Each student has one period each school day dedicated to fine arts, and students alternate the elective class they attend: A-days are Mondays and Thursdays and every other Wednesday, and B-days are Tuesdays and Fridays and every other Wednesday. Each student takes at least one performing art (PA) and one visual art (VA) course each year enrolled in middle school.
Many current middle school students will occupy jobs which currently don’t exist, and as adults they’ll communicate on devices and platforms beyond anything ever imagined thus far. In response to these kinds of realities, we need to maintain the right priorities about how and what we teach, priorities which may be different from those of previous generations. For instance, how important is it for students to memorize the same facts and figures their parents once did when they can access that information instantly in the touch of a button or with their voice?
In addition to core knowledge, we owe it to our students and to the lives we hope they lead to deliver a program focused on key skills and understandings for the future, such as understanding and appreciating differences and similarities among people; knowing where to find relevant information and how to evaluate its accuracy, and how to creatively design and problem-solve new solutions.
Among the life-worthy skills and understandings we want students to learn to develop are specific personal qualities: teamwork, resilience, curiosity, creativity, ethics, and time management. We highlight these qualities in our feedback to students and post them in every classroom of middle school.

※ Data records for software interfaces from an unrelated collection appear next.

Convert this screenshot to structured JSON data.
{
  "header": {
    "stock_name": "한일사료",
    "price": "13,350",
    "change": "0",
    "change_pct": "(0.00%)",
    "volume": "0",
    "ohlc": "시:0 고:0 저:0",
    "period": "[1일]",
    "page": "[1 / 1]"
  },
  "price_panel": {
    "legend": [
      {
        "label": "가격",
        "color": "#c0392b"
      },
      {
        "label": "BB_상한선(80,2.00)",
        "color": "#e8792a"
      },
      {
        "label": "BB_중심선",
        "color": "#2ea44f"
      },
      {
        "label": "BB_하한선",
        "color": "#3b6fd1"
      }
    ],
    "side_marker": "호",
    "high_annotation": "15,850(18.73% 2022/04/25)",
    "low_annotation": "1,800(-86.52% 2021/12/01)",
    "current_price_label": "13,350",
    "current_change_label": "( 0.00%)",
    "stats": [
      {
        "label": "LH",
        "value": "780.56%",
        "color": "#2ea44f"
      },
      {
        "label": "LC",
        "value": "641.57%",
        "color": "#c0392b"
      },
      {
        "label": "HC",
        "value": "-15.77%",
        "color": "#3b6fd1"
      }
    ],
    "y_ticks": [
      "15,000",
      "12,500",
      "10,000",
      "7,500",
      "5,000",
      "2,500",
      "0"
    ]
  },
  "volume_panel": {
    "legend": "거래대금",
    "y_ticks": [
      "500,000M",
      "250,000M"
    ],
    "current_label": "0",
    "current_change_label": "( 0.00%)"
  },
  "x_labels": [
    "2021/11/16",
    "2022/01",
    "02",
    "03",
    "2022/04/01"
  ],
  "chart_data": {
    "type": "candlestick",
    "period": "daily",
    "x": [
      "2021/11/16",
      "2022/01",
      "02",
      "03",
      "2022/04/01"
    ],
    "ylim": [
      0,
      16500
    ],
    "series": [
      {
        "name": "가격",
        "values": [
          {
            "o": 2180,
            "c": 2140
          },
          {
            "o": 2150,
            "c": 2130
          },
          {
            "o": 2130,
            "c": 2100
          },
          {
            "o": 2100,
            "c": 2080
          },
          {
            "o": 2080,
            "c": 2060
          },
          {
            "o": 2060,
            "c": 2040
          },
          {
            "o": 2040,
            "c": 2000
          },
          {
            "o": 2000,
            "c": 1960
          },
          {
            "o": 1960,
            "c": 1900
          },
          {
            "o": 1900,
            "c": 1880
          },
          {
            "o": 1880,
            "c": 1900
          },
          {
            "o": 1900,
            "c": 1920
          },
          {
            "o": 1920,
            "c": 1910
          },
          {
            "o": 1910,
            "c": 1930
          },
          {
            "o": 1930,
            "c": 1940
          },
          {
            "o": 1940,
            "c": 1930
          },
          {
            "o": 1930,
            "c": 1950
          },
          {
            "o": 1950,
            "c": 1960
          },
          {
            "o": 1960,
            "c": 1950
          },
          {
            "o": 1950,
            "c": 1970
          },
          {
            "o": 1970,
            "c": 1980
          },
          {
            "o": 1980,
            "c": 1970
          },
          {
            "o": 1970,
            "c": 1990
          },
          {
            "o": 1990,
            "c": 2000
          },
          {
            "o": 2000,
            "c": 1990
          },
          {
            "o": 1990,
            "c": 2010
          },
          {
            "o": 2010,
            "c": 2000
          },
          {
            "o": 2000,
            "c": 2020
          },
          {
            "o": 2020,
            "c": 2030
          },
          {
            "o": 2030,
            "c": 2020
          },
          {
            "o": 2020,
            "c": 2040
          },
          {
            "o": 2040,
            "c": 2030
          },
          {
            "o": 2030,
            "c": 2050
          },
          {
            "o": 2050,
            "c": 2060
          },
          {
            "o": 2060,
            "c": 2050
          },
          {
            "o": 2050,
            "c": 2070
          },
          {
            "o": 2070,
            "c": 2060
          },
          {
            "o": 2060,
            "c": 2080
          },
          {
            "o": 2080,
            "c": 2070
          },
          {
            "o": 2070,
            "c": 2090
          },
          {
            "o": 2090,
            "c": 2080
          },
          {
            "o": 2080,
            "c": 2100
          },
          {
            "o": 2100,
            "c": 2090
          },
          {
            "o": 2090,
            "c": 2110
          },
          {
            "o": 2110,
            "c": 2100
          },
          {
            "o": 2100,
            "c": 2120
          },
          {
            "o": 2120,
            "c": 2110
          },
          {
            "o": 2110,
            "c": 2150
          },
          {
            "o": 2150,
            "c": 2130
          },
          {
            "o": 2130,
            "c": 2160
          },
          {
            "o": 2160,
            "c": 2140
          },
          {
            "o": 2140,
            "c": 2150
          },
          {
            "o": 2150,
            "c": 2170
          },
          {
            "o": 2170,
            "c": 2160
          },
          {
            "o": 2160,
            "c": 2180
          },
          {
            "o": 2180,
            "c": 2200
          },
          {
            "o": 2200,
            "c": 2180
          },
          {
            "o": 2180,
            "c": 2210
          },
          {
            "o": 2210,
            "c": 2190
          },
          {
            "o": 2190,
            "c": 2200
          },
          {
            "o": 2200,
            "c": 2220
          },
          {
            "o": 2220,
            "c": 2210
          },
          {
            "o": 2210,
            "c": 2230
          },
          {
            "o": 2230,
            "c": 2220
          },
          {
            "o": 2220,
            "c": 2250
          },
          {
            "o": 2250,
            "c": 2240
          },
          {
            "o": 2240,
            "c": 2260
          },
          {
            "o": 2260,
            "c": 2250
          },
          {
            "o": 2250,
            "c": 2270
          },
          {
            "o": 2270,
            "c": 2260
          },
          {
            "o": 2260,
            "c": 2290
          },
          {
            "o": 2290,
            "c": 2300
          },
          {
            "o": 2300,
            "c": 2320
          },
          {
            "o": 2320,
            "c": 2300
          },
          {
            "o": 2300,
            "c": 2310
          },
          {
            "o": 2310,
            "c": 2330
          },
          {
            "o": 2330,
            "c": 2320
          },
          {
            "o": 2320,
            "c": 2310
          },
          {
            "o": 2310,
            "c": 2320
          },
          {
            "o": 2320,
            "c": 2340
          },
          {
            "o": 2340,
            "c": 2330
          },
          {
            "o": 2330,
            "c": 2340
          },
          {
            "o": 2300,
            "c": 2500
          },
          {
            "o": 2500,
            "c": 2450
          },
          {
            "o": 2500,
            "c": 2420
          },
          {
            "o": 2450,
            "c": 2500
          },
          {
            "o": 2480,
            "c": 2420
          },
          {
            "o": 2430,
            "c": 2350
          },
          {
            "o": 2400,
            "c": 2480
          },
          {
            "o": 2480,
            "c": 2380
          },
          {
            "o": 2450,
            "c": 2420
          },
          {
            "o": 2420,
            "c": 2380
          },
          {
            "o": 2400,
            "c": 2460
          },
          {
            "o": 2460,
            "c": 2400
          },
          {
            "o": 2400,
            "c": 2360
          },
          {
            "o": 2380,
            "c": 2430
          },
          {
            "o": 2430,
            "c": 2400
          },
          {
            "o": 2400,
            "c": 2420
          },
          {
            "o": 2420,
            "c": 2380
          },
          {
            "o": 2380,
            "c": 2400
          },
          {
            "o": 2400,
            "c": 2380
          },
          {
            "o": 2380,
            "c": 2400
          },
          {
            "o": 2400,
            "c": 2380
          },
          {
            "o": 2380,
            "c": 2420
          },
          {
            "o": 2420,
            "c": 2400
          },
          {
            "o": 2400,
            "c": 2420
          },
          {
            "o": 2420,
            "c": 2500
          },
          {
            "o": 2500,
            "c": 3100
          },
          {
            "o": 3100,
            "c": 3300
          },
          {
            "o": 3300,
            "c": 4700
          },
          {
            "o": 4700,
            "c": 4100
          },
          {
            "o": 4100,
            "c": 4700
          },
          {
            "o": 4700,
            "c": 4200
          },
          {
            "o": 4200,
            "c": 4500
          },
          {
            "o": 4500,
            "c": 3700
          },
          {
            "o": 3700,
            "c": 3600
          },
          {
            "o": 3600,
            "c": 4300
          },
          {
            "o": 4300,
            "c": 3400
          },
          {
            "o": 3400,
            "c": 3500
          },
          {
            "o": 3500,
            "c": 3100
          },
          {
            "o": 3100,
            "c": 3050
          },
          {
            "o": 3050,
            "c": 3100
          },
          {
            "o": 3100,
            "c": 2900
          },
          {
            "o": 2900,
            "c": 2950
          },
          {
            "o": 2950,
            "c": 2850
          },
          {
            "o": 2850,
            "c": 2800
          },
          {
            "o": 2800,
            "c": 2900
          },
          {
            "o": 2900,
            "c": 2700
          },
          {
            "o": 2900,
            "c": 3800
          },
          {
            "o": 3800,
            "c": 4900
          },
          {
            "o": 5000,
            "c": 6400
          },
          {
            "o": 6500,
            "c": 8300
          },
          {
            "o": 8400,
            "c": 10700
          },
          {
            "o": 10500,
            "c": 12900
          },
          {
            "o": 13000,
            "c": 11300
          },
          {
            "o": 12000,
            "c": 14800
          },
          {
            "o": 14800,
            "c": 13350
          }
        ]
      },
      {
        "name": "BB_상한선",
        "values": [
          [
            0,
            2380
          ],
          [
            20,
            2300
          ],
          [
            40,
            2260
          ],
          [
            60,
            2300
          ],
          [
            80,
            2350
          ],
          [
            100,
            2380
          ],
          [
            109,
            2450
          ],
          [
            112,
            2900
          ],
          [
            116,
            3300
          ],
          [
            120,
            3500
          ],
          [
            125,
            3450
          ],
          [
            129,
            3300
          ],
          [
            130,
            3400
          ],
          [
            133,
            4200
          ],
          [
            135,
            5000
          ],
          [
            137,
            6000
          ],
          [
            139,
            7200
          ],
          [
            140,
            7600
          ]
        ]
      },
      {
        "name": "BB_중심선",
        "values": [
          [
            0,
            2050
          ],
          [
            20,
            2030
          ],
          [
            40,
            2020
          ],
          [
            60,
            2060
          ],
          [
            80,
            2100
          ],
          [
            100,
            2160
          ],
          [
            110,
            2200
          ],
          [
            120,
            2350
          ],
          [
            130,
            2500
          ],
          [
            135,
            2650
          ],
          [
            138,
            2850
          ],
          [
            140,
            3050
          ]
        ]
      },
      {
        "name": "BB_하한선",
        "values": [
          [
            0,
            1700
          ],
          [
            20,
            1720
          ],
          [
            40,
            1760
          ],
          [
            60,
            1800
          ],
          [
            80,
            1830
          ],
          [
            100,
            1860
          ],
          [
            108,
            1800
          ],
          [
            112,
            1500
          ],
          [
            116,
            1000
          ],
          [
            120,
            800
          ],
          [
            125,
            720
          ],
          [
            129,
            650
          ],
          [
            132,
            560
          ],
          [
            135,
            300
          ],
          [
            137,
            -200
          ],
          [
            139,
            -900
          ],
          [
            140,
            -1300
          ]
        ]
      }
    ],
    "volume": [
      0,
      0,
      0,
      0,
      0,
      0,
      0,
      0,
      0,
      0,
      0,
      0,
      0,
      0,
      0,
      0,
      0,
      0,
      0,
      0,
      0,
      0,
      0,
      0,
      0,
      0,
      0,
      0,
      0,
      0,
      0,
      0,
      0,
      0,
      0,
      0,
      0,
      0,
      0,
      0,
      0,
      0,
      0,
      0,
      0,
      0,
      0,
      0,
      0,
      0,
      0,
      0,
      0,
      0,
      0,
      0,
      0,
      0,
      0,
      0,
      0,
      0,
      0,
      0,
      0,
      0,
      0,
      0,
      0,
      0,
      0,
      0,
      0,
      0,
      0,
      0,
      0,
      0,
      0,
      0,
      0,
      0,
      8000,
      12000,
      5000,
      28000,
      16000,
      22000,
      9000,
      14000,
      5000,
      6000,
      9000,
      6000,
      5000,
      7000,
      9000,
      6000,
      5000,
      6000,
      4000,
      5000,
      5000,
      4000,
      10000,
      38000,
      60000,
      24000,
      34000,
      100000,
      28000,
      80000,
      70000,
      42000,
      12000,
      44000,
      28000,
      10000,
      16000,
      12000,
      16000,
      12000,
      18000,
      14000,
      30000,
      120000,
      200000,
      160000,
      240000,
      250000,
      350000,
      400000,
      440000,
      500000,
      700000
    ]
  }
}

We no longer talk about trying to integrate technology into our curriculum. It’s already there. Students in every grade of middle school are issued tablet or laptop devices imaged with links to the learning resources they’ll need for the school year. Teachers regularly rethink their instructional methods to make the best learning possible, often “flipping” the traditional classroom model and allowing students to view or hear new material at home from the teacher’s webpage and reallocating class time for teacher-assisted or small-group work.
We pay close attention to helping students and parents make sense of how to use--and how to help their children use--technology safely and appropriately, and when it’s best NOT to use it at all: Administrators lead a parent education series each year designed to share best parenting practices for the digital age; and, for students, we view our digital citizenship curriculum as one of the most important components of our program.
Like any responsible parent, we, too, worry that students have too much screen time. We restrict all cell phone access during the school day in middle school, and we limit device/laptop use to specific classroom situations where we believe they can produce the best learning outcomes.
Grade-level academic teaching teams form the foundation of our middle school faculty. Other than world language teachers, these faculty members have a dual role as subject-area specialists at their grade level and as advisors to a subset of their students. Focusing on students of a particular age allows teachers to become experts in the unique developmental needs of the students they teach, something we view as vitally important to the goal of helping every child learn.
Our teaming model allows for common planning time each day, with teams meeting to discuss student needs and to maximize interdisciplinary opportunities across subject-area courses.